Indian low-costs will battle on the ground

CEOs and Managers of India’s new fast growing LCCs, predicted the real battle for passengers will be based on the most innovative and widest distribution channels.This conclusion came at the Low Cost Airline panel discussion at the Centre for Asia Pacific Aviation’s (CAPA) 2nd Annual Middle East and Indian Subcontinent Aviation and Tourism Investor Summit.

“The real battle will be in the air, not in the sky. Distribution has to be available very close to the customer. Any passenger will be able to transact a GoAir ticket within 20 metres of their home or workplace,” promised Mr Wadia, Managing Director of Go Air, at the CAPA Investor Summit.

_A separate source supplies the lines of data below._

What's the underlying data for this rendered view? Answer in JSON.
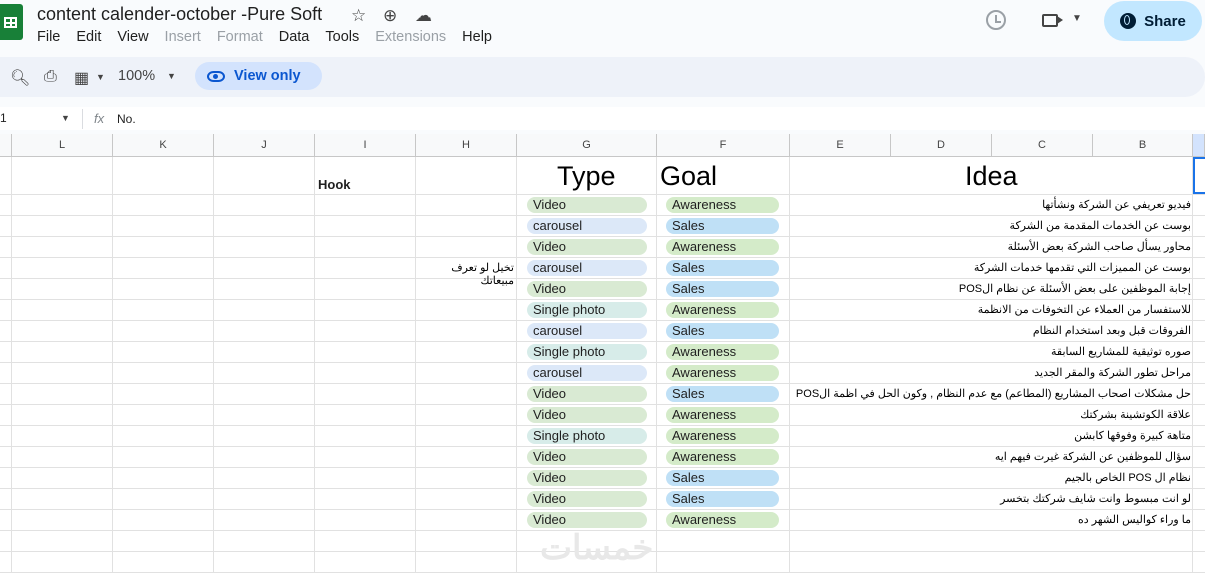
{
  "title": "content calender-october -Pure Soft",
  "menu": [
    "File",
    "Edit",
    "View",
    "Insert",
    "Format",
    "Data",
    "Tools",
    "Extensions",
    "Help"
  ],
  "menu_disabled": [
    "Insert",
    "Format",
    "Extensions"
  ],
  "share_label": "Share",
  "zoom": "100%",
  "view_only_label": "View only",
  "namebox": "1",
  "fx_label": "fx",
  "formula": "No.",
  "columns": [
    "L",
    "K",
    "J",
    "I",
    "H",
    "G",
    "F",
    "E",
    "D",
    "C",
    "B"
  ],
  "headers": {
    "hook": "Hook",
    "type": "Type",
    "goal": "Goal",
    "idea": "Idea"
  },
  "rows": [
    {
      "idea": "فيديو تعريفي عن الشركة ونشأتها",
      "type": "Video",
      "goal": "Awareness",
      "hook": ""
    },
    {
      "idea": "بوست عن الخدمات المقدمة من الشركة",
      "type": "carousel",
      "goal": "Sales",
      "hook": ""
    },
    {
      "idea": "محاور يسأل صاحب الشركة بعض الأسئلة",
      "type": "Video",
      "goal": "Awareness",
      "hook": ""
    },
    {
      "idea": "بوست عن المميزات التي تقدمها خدمات الشركة",
      "type": "carousel",
      "goal": "Sales",
      "hook": "تخيل لو تعرف مبيعاتك"
    },
    {
      "idea": "إجابة الموظفين على بعض الأسئلة عن نظام الPOS",
      "type": "Video",
      "goal": "Sales",
      "hook": ""
    },
    {
      "idea": "للاستفسار من العملاء عن التخوفات من الانظمة",
      "type": "Single photo",
      "goal": "Awareness",
      "hook": ""
    },
    {
      "idea": "الفروقات قبل وبعد استخدام النظام",
      "type": "carousel",
      "goal": "Sales",
      "hook": ""
    },
    {
      "idea": "صوره توثيقية للمشاريع السابقة",
      "type": "Single photo",
      "goal": "Awareness",
      "hook": ""
    },
    {
      "idea": "مراحل تطور الشركة والمقر الجديد",
      "type": "carousel",
      "goal": "Awareness",
      "hook": ""
    },
    {
      "idea": "حل مشكلات اصحاب المشاريع (المطاعم) مع عدم النظام , وكون الحل في اظمة الPOS",
      "type": "Video",
      "goal": "Sales",
      "hook": ""
    },
    {
      "idea": "علاقة الكوتشينة بشركتك",
      "type": "Video",
      "goal": "Awareness",
      "hook": ""
    },
    {
      "idea": "متاهة كبيرة وفوقها كابشن",
      "type": "Single photo",
      "goal": "Awareness",
      "hook": ""
    },
    {
      "idea": "سؤال للموظفين عن الشركة غيرت فيهم ايه",
      "type": "Video",
      "goal": "Awareness",
      "hook": ""
    },
    {
      "idea": "نظام ال POS الخاص بالجيم",
      "type": "Video",
      "goal": "Sales",
      "hook": ""
    },
    {
      "idea": "لو انت مبسوط وانت شايف شركتك بتخسر",
      "type": "Video",
      "goal": "Sales",
      "hook": ""
    },
    {
      "idea": "ما وراء كواليس الشهر ده",
      "type": "Video",
      "goal": "Awareness",
      "hook": ""
    }
  ],
  "colors": {
    "video": "#d9ead3",
    "carousel": "#dce8f8",
    "single_photo": "#d7ece9",
    "awareness": "#d4ebc9",
    "sales": "#bfe0f6",
    "share_bg": "#c2e7ff",
    "sheets_green": "#188038"
  },
  "watermark": "خمسات"
}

Mr Wadia was speaking on a panel of LCC CEOs, including Ajay Singh, Director of SpiceJet and Warwick Brady, COO of Air Deccan at the CAPA Summit held in Mumbai last week.

GoAir has introduced a range of innovative and exclusive distribution channels, including cyber cafes, public phone booths and petrol stations, to reach a potential travel market of 250 million people. This strategy contrasts with SpiceJet, which, given the low levels of credit card and internet penetration in the India, sells an impressive 70% of its fares online.

“Indians are extremely innovative people. If they know there is a cheaper fare on the net, they will find a way of to get it. They will use the internet at work and borrow their friends credit cards,” explained Mr Singh, Director of SpiceJet, which has grown rapidly to a 6% market share since launching in May 2005.


“Indians will climb through hot coals to get low fares,” said Mr Brady, explaining the 30% growth rate in passengers experienced in India. Brady, previously with Europe’s largest LCC, Ryanair, described as “explosive” the potential of Indian air travel as low fares stimulate demand across the country.